Here in Yei, I only seem to be experiencing culture shock in the hospital setting. Healthcare in much of the developing world tends to be quite paternalistic (not that we are exempt from this in the U.S!). In my practice, if I’m treating a patient for a bacterial infection I will explain the condition, what I think caused it, the treatment I am recommending and some of the major side effects, and other medical and home remedies or supportive measures the patient might find helpful while the antibiotics are treating the infection. I’ll pause for questions multiple times and assess whether the patient and I are on the same page and whether they are likely to be adherent to the treatment regimen. This process isn’t as arduous as it sounds, but even if it was I’ve been taught that this is the best way to communicate with my patients. The process here is more straightforward: “Take these pills for 1 week.” Or, if you are feeling particularly smarmy, “You are sick. Take these pills for 1 week.”
I’m not quite there. It’s always hard to find the line between ethnocentrism and “now I will show you a more excellent way,” but for now I’m going to continue to try to model intentional patient communication for the CO’s and nurses. The patients don’t quite know how to handle it. They laugh when I introduce myself, and especially when I ask if they have any questions at the end of the visit. The most confusing part for everybody is the anticipatory guidance. When I explain the warning signs and symptoms the patient should look out for, including reasons to come back to the hospital, the interpreters nod at me and say ‘ok’. When I further explain that I want them to now tell that to the patient, there’s an awkward pause. They are probably just figuring out the best way to explain what I said, but I secretly wonder if they are actually waiting to see if I am joking.
Medical privacy is another area I’ve had to adapt to. Generally I sit down next to my patients when talking with them; it helps people feel heard, less hesitant to ask questions, and softens the perceived power differential. Last week on rounds on maternity, sitting across from my patient meant I was actually sitting on the next patient’s bed. We’ve had surreal moments where we are trying to convince someone that a medication or intervention is necessary; when she is hesitant, other patients and visitors in the ward are likely to chime in to convince her to listen to us (or I assume that’s what they are saying). It’s the same in clinic. This week I’ve been on antepartum clinic, and because of Yei’s size it’s not unusual to see 60 or more patient’s in a day. After they are assessed by the midwives, they are called in 4 or 5 at a time and sit in a row next to my desk. After I have seen one, she leaves and they all move to the next chair in line. This is a great system for efficiency, and necessary to take care of so many women who are in such need of good quality prenatal care; but it still feels pretty awkward to talk with my patient while my next 4 patients watch and listen from a foot away. Fortunately, as best I can tell I am the only one that feels at all uncomfortable with this.
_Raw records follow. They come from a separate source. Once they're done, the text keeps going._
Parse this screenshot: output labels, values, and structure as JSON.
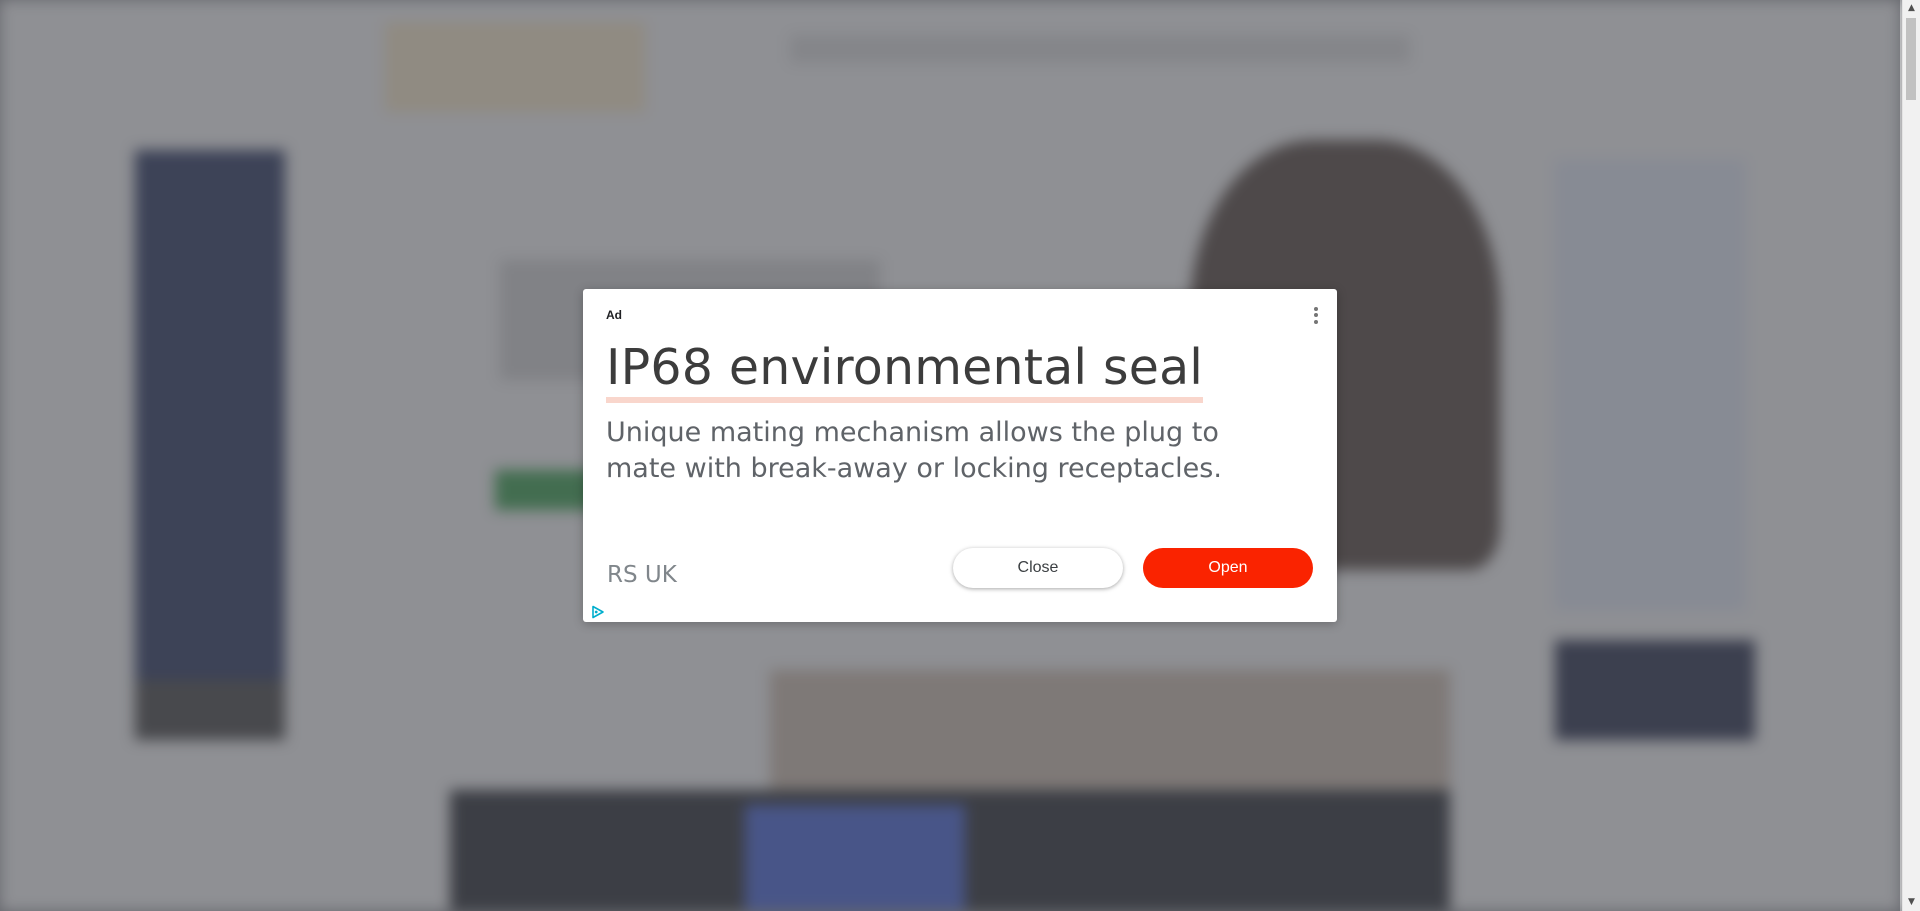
{
  "ad": {
    "label": "Ad",
    "headline": "IP68 environmental seal",
    "description": "Unique mating mechanism allows the plug to mate with break-away or locking receptacles.",
    "advertiser": "RS UK",
    "close_label": "Close",
    "open_label": "Open",
    "menu_icon": "more-vert-icon",
    "adchoices_icon": "adchoices-icon",
    "accent_color": "#fa2300"
  },
  "scrollbar": {
    "up_arrow": "▲",
    "down_arrow": "▼"
  }
}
I’ll share more tomorrow. In the meantime, please pray that the God who commanded us to go into all nations would also give us wisdom once we get there, and that He would show me both what to teach and what to learn from the way things are done here.